Work task: Whenever a line in the records below contains "Resource", pick it out.

Task inputs: Begin

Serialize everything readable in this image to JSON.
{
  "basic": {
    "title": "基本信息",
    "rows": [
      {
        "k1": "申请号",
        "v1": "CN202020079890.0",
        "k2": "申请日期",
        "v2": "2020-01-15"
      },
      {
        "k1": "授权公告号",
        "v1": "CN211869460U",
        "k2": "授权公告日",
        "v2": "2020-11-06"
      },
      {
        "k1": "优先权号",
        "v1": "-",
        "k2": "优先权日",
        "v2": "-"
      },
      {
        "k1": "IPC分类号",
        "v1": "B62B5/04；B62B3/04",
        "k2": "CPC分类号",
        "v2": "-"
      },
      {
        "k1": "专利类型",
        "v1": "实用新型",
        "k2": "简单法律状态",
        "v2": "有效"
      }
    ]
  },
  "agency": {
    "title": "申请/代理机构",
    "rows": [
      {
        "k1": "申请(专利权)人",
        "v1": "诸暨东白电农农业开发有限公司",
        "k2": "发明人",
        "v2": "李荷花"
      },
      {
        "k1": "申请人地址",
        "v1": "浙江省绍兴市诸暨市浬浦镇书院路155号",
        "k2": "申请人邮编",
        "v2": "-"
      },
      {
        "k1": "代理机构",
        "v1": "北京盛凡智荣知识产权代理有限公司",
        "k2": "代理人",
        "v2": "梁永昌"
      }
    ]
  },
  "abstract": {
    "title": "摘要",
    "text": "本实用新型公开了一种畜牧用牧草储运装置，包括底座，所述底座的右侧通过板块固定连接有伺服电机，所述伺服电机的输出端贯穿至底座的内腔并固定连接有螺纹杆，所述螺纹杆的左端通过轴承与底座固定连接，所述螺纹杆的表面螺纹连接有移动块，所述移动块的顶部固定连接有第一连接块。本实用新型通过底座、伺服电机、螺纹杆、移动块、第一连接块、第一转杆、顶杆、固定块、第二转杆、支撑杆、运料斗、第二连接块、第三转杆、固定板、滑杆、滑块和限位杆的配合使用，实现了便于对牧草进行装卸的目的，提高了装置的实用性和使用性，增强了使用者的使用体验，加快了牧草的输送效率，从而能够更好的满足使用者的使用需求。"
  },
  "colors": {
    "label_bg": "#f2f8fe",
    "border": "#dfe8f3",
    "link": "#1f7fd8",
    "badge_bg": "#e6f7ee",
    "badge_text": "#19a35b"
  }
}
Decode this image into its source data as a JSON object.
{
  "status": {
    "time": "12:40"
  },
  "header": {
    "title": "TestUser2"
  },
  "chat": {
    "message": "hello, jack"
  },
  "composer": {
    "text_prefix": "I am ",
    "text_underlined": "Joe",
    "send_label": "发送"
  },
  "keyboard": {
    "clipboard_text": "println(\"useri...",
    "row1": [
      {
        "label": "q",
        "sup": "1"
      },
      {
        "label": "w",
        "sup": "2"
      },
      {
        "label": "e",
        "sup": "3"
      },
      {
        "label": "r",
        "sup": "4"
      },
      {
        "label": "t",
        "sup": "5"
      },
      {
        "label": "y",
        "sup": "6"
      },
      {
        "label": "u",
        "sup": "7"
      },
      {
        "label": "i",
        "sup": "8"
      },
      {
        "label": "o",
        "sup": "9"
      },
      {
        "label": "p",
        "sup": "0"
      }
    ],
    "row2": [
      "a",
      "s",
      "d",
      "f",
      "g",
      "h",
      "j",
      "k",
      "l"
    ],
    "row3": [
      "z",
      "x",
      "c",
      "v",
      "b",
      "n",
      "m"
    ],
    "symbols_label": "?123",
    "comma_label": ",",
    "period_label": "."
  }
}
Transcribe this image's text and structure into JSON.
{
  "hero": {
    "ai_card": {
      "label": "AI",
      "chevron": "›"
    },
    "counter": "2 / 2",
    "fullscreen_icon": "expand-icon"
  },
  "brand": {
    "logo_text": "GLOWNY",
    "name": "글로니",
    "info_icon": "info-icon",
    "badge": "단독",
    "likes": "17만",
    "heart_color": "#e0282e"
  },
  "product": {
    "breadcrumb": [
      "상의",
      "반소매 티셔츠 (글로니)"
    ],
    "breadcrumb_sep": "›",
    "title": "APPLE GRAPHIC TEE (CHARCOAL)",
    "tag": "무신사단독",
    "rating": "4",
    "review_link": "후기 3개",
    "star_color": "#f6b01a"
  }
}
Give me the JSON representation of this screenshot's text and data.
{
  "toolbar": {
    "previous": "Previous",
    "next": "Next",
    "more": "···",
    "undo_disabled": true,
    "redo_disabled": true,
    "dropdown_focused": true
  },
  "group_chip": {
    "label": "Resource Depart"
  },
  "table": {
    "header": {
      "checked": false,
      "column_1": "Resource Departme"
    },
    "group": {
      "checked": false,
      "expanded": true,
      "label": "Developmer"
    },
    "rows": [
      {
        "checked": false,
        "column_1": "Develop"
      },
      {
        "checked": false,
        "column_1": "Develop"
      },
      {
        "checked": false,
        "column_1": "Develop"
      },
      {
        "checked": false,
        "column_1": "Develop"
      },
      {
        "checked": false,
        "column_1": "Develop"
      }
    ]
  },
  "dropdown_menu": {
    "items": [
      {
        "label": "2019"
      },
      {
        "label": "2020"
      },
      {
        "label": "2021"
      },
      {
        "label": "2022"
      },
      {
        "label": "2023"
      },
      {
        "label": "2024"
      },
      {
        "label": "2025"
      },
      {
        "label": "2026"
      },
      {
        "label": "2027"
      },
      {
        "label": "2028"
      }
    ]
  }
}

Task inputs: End

Solution to this exercise:
    "label": "Resource Depart"
      "column_1": "Resource Departme"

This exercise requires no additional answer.